The madrasas had been around since the 11 century. A ninth century theologian defined the dogma adopted for the madrasas which adopted a core curriculum that divided knowledge between, ?revealed sciences? and ?rational sciences?. The revealed sciences included study of Koran, Hadid, Koranic commentary and Islamic jurisprudence. The rational sciences included Arabic language and grammar to help understand the Koran, logic and rhetoric.
An estimated six million Muslims are studying in madrasas around the world and twice their number attend maktabs attached to village masjids. The poorest countries have the largest number.
Islam is not comfortable with newspaper, radio and television. A jehadi believes that of all the communities raised among men, he is the best, enjoying the good, forbidding the wrong and believing in God. And he must make it the same in the eyes of men by force. He must fight the unbelievers who carry Muslim names but have adopted the ways of unbelievers. When he grows up, he says he will carry out jehad ?in every possible way.?
This approach to education dominated the Islamic world for centuries together, until the advent of colonial rule when education penetrated countries previously ruled by Muslims. Muslim society became polarised between madrasas educated mullahs and the economically prosperous western educated individual.
But the poor remained faithful and there emerged certain movements like Muslim brotherhood in Arab world and the Islamic Party in South Asia. The Iranian revolution and Soviet occupation of Afghanistan, both in 1979, inspired a profound shift in the Muslim world and in madrasa. Ayatollah Khomeini'srevolutionary regime promised to expand its ideas to other Muslim states. In the midst of this conflict and the madrasa boom, the US helped create economic resistance to communism in Afghanistan. General Zia-ul Haq established madrasas in Afghanistan refugee camps, where five million displaced Afghans provided natural supply of recruits for the resistance. The refugees needed schools and the resistance needed mujahideens. Madrasas provided a little bit of education but they basically served as the centre for indoctrination and motivation. General Zia'smodel spread throughout the Muslim world. It also involved even the 5-6 year old children because ?no one was considered too young to do the right thing?.

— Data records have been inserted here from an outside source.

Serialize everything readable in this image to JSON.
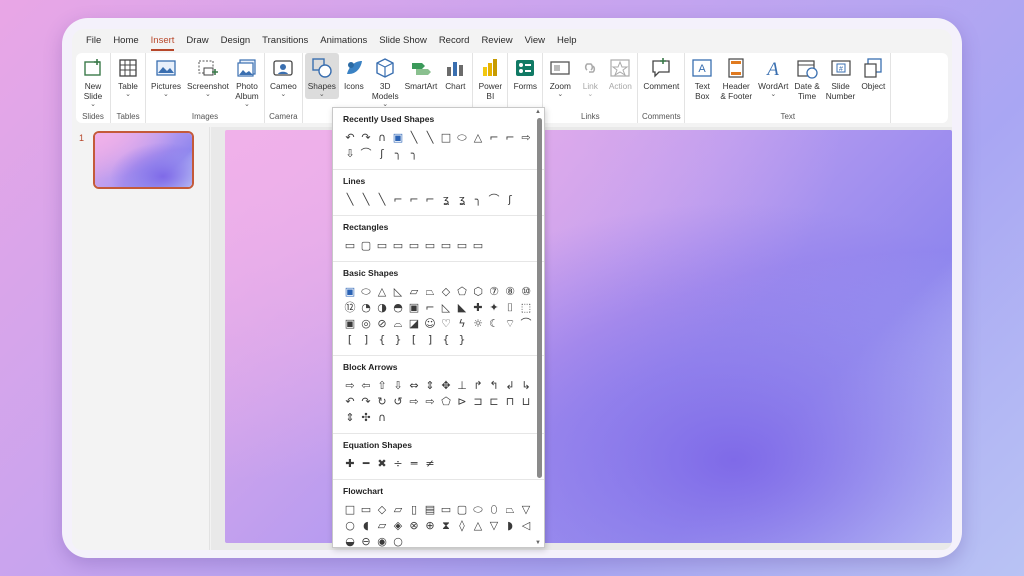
{
  "tabs": [
    "File",
    "Home",
    "Insert",
    "Draw",
    "Design",
    "Transitions",
    "Animations",
    "Slide Show",
    "Record",
    "Review",
    "View",
    "Help"
  ],
  "active_tab": "Insert",
  "ribbon": {
    "groups": [
      {
        "label": "Slides",
        "buttons": [
          {
            "label": "New\nSlide",
            "caret": "⌄",
            "icon": "new-slide-icon"
          }
        ]
      },
      {
        "label": "Tables",
        "buttons": [
          {
            "label": "Table",
            "caret": "⌄",
            "icon": "table-icon"
          }
        ]
      },
      {
        "label": "Images",
        "buttons": [
          {
            "label": "Pictures",
            "caret": "⌄",
            "icon": "pictures-icon"
          },
          {
            "label": "Screenshot",
            "caret": "⌄",
            "icon": "screenshot-icon"
          },
          {
            "label": "Photo\nAlbum",
            "caret": "⌄",
            "icon": "photo-album-icon"
          }
        ]
      },
      {
        "label": "Camera",
        "buttons": [
          {
            "label": "Cameo",
            "caret": "⌄",
            "icon": "cameo-icon"
          }
        ]
      },
      {
        "label": "",
        "buttons": [
          {
            "label": "Shapes",
            "caret": "⌄",
            "icon": "shapes-icon",
            "selected": true
          },
          {
            "label": "Icons",
            "caret": "",
            "icon": "icons-icon"
          },
          {
            "label": "3D\nModels",
            "caret": "⌄",
            "icon": "3d-models-icon"
          },
          {
            "label": "SmartArt",
            "caret": "",
            "icon": "smartart-icon"
          },
          {
            "label": "Chart",
            "caret": "",
            "icon": "chart-icon"
          }
        ]
      },
      {
        "label": "",
        "buttons": [
          {
            "label": "Power\nBI",
            "caret": "",
            "icon": "power-bi-icon"
          }
        ]
      },
      {
        "label": "Forms",
        "buttons": [
          {
            "label": "Forms",
            "caret": "",
            "icon": "forms-icon"
          }
        ]
      },
      {
        "label": "Links",
        "buttons": [
          {
            "label": "Zoom",
            "caret": "⌄",
            "icon": "zoom-icon"
          },
          {
            "label": "Link",
            "caret": "⌄",
            "icon": "link-icon",
            "disabled": true
          },
          {
            "label": "Action",
            "caret": "",
            "icon": "action-icon",
            "disabled": true
          }
        ]
      },
      {
        "label": "Comments",
        "buttons": [
          {
            "label": "Comment",
            "caret": "",
            "icon": "comment-icon"
          }
        ]
      },
      {
        "label": "Text",
        "buttons": [
          {
            "label": "Text\nBox",
            "caret": "",
            "icon": "text-box-icon"
          },
          {
            "label": "Header\n& Footer",
            "caret": "",
            "icon": "header-footer-icon"
          },
          {
            "label": "WordArt",
            "caret": "⌄",
            "icon": "wordart-icon"
          },
          {
            "label": "Date &\nTime",
            "caret": "",
            "icon": "date-time-icon"
          },
          {
            "label": "Slide\nNumber",
            "caret": "",
            "icon": "slide-number-icon"
          },
          {
            "label": "Object",
            "caret": "",
            "icon": "object-icon"
          }
        ]
      }
    ]
  },
  "slide_panel": {
    "slide_number": "1"
  },
  "shapes_gallery": {
    "sections": [
      {
        "title": "Recently Used Shapes",
        "shapes": [
          "↶",
          "↷",
          "∩",
          "▣",
          "╲",
          "╲",
          "□",
          "⬭",
          "△",
          "⌐",
          "⌐",
          "⇨",
          "⇩",
          "⌒",
          "ʃ",
          "╮",
          "╮"
        ]
      },
      {
        "title": "Lines",
        "shapes": [
          "╲",
          "╲",
          "╲",
          "⌐",
          "⌐",
          "⌐",
          "ʓ",
          "ʓ",
          "╮",
          "⌒",
          "ʃ"
        ]
      },
      {
        "title": "Rectangles",
        "shapes": [
          "▭",
          "▢",
          "▭",
          "▭",
          "▭",
          "▭",
          "▭",
          "▭",
          "▭"
        ]
      },
      {
        "title": "Basic Shapes",
        "shapes": [
          "▣",
          "⬭",
          "△",
          "◺",
          "▱",
          "⏢",
          "◇",
          "⬠",
          "⬡",
          "⑦",
          "⑧",
          "⑩",
          "⑫",
          "◔",
          "◑",
          "◓",
          "▣",
          "⌐",
          "◺",
          "◣",
          "✚",
          "✦",
          "⌷",
          "⬚",
          "▣",
          "◎",
          "⊘",
          "⌓",
          "◪",
          "☺",
          "♡",
          "ϟ",
          "☼",
          "☾",
          "⌔",
          "⌒",
          "[",
          "]",
          "{",
          "}",
          "[",
          "]",
          "{",
          "}"
        ]
      },
      {
        "title": "Block Arrows",
        "shapes": [
          "⇨",
          "⇦",
          "⇧",
          "⇩",
          "⇔",
          "⇕",
          "✥",
          "⊥",
          "↱",
          "↰",
          "↲",
          "↳",
          "↶",
          "↷",
          "↻",
          "↺",
          "⇨",
          "⇨",
          "⬠",
          "⊳",
          "⊐",
          "⊏",
          "⊓",
          "⊔",
          "⇕",
          "✣",
          "∩"
        ]
      },
      {
        "title": "Equation Shapes",
        "shapes": [
          "✚",
          "━",
          "✖",
          "÷",
          "═",
          "≠"
        ]
      },
      {
        "title": "Flowchart",
        "shapes": [
          "□",
          "▭",
          "◇",
          "▱",
          "▯",
          "▤",
          "▭",
          "▢",
          "⬭",
          "⬯",
          "⏢",
          "▽",
          "○",
          "◖",
          "▱",
          "◈",
          "⊗",
          "⊕",
          "⧗",
          "◊",
          "△",
          "▽",
          "◗",
          "◁",
          "◒",
          "⊖",
          "◉",
          "○"
        ]
      }
    ]
  }
}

A Hadith said, ?Paradise lies under the shade of swords.? Similar free schools came up in Morocco, Algeria, Indonesia and Philippines. Muslim immigrants in Europe and North America established the madrasas alongside with mosques. Zakat (donations) was used for setting up madrasas which gave very small salaries to its staff and books were handed down to the students from one generation to the next. Zakat and financial assistance from Arab countries led to proliferation of madrasas.
Classes at madrasas are free, as are meals. Teachers carry a cane and can often be brutal. One madrasa in Pakistan has resorted to the practice of chaining students to pillars until they memorise the day'slesson, But, compared with life in a squalid refugee camp, the harshness of the madrasas, probably is a blessing. The day begins with the pre-dawn prayer and a break-fast comprising bread and tea; it ends with the night prayer and a dinner of rice and mutton. Hafiz, the Koran teacher, can recite all 114 chapters and 6,346 verses of Koran.
For centuries, young men have gathered at Islamic seminaries to escape western influences and quietly study Islamic texts that have been handed down unchanged through the ages. But over the last two decades, revolution, great power politics, and poverty have combined to give a violent twist to the fundamentalist teachings of the madrasas. And now in one of the globalisation'sdeadlier ironies, these ?universities of jehad? are spreading their medieval theology worldwide.
(The writer is an ex-officer of Indian Economic Service and an eminent economist.)